Digital Color

Color always seemed an unnecessary extra to me. During all of my studies the main focus was to draw objects and spaces fast and effective, to then maybe use some tones to work it up a little. I did do some small experiments and made some coloured drawings for friends, which were fun, but I never really understood what I was doing.

Now that I’m taking the time to study the fundamentals of art, I couldn’t avoid this anymore. When looking for resources and lessons on this subject you mainly bump in all sorts of brush painting methods. I wasn’t comfortable with this because that would have meant that I had to learn even another medium. Instead I wanted it to support what I already could do, which is solid linework. Knowing that I really like comic book art, I ended up studying digital colouring in a more comic book way. The main tool I used for this was my iPad Pro. Which was severely underused until now.

While I could have gone over existing black and white artwork, I started from the ground up. The portraits above show some insight in the process. I usually started from a rough, to refined lines, to flat colours, to shadows and lastly lights. The video underneath shows the entire workflow that goes in to it.
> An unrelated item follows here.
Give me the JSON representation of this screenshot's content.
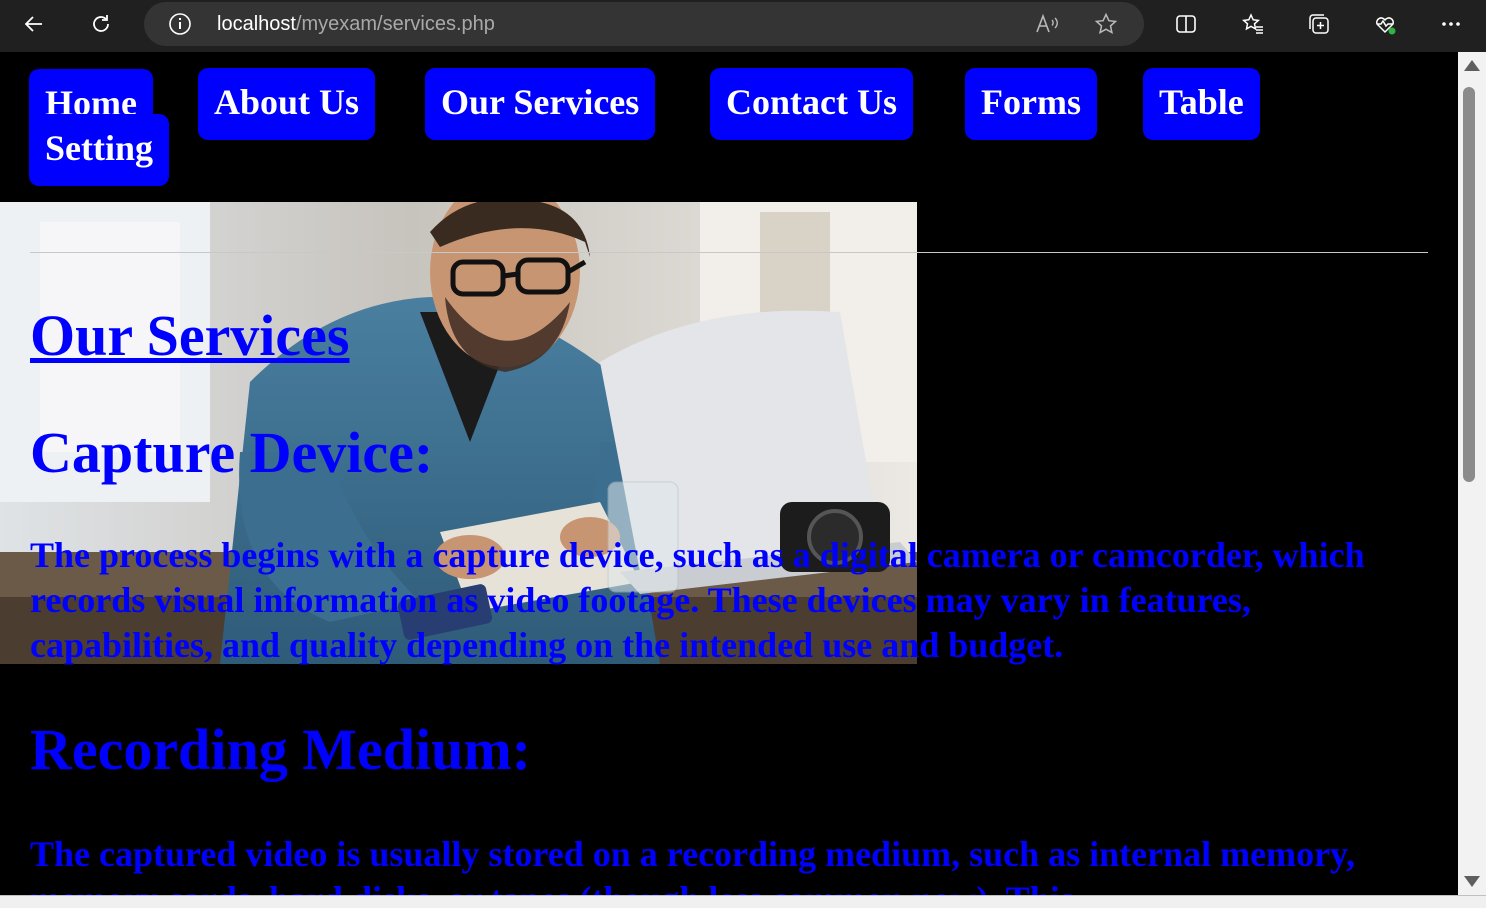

From portraits I went on to figure drawing. For some reason I chose dynamic dancing poses. The main thing that became clear to me with light, shadow and color, is that it isn’t just about picking a color a bit darker or lighter. All Colors are result from a certain type of light bouncing on top of a surface towards our eyes. some elements are warmer, colder or change in saturation. The handy thing about working digital is you iterate and test out many variations.
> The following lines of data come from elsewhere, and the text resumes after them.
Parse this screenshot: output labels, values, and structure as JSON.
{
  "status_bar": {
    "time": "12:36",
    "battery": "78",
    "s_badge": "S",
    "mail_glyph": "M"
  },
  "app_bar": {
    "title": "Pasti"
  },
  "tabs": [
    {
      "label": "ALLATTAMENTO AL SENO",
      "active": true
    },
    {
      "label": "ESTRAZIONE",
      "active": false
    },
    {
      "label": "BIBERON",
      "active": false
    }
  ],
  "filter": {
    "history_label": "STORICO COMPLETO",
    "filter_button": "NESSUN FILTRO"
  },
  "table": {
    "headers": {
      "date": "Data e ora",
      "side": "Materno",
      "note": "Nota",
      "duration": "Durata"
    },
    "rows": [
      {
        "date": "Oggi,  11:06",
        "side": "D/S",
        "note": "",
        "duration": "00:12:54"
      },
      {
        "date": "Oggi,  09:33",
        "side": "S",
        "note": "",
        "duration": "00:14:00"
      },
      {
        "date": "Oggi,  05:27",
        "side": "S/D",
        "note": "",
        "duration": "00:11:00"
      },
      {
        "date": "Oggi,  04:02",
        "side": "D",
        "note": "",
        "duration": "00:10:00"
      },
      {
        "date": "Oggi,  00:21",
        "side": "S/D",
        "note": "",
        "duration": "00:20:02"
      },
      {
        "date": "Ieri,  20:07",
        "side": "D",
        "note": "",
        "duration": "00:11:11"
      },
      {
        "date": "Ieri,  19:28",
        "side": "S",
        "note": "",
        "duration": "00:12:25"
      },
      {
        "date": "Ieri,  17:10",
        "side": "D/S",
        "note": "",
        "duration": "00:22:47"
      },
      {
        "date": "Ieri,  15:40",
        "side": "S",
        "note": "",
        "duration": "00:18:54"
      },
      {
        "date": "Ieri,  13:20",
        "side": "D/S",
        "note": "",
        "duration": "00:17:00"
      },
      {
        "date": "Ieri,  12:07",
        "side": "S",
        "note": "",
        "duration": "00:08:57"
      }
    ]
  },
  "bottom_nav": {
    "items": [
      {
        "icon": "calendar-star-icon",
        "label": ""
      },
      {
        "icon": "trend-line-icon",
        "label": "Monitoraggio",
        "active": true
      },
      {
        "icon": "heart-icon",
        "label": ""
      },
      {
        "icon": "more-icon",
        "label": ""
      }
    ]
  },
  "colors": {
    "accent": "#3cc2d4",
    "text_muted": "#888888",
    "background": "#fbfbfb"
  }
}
By going deeper in to procreate I discovered a “liquify” function. With this you can make more abstract marble like textures. Something close to 2 paintings I once did.  I always pondered how I could use this in combination with my figurative work. With some playing around in the app I managed to extract the interesting shadow shapes and use them as a basis for the flow of colors.